Construction on the new building will begin as early as this summer and will include a cafeteria, a gym and several state-of-the-art classrooms.
Principal Judy Lynn Mittler lamented that too many classes have been held in the cafeteria and library instead of proper classrooms.
“In this world, the fact that hope becomes a reality so quickly is rare,” she said.
In spite of the overcrowding situation, IS 125 has received “A” grades on each of its last three annual report cards, according to the city Department of Education.
City Councilman Jimmy Van Bramer (D-Sunnyside) made the project a priority after Mittler gave him a tour two months ago.
“I promised her I would do everything I could to secure the extension. I pleaded to the School Construction Authority to get this as soon as possible,” Van Bramer said.
The overcrowding at IS 125 was also in violation of a State Supreme Court order prohibiting oversized classes, according to Conley.
“To illustrate the overcrowding conditions, the cafeteria has a capacity of 500 students, which translates into four lunch periods required to serve students. The first lunch period starts at 11 a.m. with the last lunch period at 2 p.m. The school day ends at 2:45 p.m.,” he explained.
Replacing the portable trailers had become the main goal of elected officials and educators.

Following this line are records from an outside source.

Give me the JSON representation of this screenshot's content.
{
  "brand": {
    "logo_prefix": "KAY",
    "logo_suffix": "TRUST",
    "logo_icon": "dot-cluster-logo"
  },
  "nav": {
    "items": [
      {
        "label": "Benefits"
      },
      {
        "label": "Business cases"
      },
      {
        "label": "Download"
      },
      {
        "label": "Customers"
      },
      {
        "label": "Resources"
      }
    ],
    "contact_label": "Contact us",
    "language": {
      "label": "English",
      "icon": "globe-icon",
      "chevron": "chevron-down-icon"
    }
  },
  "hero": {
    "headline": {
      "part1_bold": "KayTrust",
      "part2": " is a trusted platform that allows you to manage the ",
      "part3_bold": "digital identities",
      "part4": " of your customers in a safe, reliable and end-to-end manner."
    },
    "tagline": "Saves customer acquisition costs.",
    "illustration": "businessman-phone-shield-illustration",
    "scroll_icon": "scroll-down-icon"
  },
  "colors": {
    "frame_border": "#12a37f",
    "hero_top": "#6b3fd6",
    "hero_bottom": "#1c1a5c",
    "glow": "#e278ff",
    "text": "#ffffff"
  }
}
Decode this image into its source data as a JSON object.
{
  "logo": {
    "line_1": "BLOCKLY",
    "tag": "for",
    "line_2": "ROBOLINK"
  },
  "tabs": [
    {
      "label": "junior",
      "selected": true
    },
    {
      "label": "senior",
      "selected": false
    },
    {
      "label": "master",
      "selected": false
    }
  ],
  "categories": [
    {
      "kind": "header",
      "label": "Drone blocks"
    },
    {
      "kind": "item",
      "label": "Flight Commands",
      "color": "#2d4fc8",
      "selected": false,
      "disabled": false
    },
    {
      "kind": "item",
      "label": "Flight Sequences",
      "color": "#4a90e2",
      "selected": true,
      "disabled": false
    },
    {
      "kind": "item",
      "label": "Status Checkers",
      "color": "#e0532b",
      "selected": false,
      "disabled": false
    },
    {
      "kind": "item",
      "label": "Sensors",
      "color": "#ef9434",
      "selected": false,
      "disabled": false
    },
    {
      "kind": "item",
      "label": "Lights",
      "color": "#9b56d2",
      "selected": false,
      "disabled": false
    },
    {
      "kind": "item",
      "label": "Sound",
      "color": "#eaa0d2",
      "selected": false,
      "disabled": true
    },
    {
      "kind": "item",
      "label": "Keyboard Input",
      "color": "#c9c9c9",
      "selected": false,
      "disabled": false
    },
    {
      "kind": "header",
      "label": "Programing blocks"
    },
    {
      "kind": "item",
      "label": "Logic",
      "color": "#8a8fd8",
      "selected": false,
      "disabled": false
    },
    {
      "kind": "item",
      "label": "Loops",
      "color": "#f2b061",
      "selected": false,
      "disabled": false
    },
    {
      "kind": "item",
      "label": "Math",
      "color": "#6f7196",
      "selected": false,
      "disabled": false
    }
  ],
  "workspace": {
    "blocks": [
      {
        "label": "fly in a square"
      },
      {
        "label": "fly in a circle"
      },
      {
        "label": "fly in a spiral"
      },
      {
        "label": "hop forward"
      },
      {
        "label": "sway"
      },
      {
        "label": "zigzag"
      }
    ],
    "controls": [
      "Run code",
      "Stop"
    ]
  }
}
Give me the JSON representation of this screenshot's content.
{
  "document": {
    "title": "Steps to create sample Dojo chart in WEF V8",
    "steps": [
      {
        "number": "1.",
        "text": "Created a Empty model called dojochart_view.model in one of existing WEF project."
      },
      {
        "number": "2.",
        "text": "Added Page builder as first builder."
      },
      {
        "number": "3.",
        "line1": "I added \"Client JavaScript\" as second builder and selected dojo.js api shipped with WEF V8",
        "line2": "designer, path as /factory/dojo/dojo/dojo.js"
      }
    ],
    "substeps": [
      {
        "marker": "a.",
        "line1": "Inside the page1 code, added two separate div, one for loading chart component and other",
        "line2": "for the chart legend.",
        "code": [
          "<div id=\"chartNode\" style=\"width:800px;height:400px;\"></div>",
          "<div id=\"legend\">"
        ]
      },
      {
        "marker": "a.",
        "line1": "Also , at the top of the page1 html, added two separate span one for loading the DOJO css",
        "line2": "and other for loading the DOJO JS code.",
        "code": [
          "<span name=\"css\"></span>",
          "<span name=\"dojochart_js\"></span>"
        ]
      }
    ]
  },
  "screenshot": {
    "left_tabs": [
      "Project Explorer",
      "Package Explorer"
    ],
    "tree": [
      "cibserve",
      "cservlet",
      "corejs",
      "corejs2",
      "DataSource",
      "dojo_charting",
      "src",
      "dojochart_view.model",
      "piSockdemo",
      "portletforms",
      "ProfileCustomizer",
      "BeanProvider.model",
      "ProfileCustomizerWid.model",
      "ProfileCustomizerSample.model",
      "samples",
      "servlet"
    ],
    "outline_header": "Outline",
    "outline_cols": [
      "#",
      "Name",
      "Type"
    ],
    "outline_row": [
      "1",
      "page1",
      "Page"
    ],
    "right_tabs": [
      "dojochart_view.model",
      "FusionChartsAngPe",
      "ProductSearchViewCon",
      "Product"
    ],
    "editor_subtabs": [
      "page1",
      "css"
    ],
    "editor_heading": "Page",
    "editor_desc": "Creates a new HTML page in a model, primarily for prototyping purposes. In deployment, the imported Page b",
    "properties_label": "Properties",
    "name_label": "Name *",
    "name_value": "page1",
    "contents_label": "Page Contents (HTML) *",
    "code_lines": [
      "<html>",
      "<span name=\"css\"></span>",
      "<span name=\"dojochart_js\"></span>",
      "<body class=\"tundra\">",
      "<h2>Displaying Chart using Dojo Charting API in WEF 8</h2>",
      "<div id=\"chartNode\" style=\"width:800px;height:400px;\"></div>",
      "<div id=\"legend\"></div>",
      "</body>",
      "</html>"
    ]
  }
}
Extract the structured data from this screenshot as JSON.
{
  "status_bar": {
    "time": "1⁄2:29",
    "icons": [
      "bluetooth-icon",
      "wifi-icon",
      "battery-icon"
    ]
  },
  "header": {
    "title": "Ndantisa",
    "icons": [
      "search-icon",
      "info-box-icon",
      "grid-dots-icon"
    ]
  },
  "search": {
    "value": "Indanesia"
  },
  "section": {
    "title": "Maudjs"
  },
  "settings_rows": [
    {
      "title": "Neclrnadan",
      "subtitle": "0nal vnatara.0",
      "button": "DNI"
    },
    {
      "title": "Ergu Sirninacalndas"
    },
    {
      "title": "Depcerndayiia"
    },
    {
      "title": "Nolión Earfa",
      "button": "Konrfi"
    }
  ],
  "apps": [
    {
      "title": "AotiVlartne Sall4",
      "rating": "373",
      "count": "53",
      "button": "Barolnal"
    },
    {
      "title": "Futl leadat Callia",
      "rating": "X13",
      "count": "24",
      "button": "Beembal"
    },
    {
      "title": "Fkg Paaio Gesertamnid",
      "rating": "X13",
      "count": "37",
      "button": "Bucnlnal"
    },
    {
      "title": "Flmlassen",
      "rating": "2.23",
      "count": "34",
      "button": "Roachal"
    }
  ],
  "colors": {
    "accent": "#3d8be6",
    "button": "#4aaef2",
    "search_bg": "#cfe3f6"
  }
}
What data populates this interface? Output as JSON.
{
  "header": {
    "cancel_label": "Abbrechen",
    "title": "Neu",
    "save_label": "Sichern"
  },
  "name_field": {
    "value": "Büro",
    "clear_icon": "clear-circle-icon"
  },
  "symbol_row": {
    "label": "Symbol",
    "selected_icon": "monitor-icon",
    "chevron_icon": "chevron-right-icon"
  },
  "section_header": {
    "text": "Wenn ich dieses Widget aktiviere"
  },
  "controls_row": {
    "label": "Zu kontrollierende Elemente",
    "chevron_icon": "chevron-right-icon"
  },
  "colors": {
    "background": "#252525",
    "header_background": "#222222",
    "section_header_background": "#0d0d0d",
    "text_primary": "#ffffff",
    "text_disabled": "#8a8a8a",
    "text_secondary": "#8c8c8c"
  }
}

“Fifth-grade students that attend classes in the trailers must walk back and forth no less than five times per day in all types of weather,” Conley said.
Many of those students attended the press conference in a cold drizzle Friday. Student government Vice President Alisia Quan, 13, spoke for them all, saying, “We’re all really excited to have these transportables taken away because we’re freezing.”
Overcrowding has been plaguing District 24 for decades.
Van Bramer said, “Once this facility is complete we will mark a tremendous milestone in our efforts to build six new schools in western Queens in just four years.”
The projects combined will add 2,600 new seats in his district. Lorraine Grillo, president of the city SCA, explained that 50,000 seats will be needed throughout the city, but they must focus on the most overcrowded schools.
“Our capital plan is based on need and the need in District 24 is more than any other district across the city,” she said.
The new annex should be fully operational by 2016.
Reach reporter Bill Parry by e-mail at email@example.com or by phone at 718-260-4538.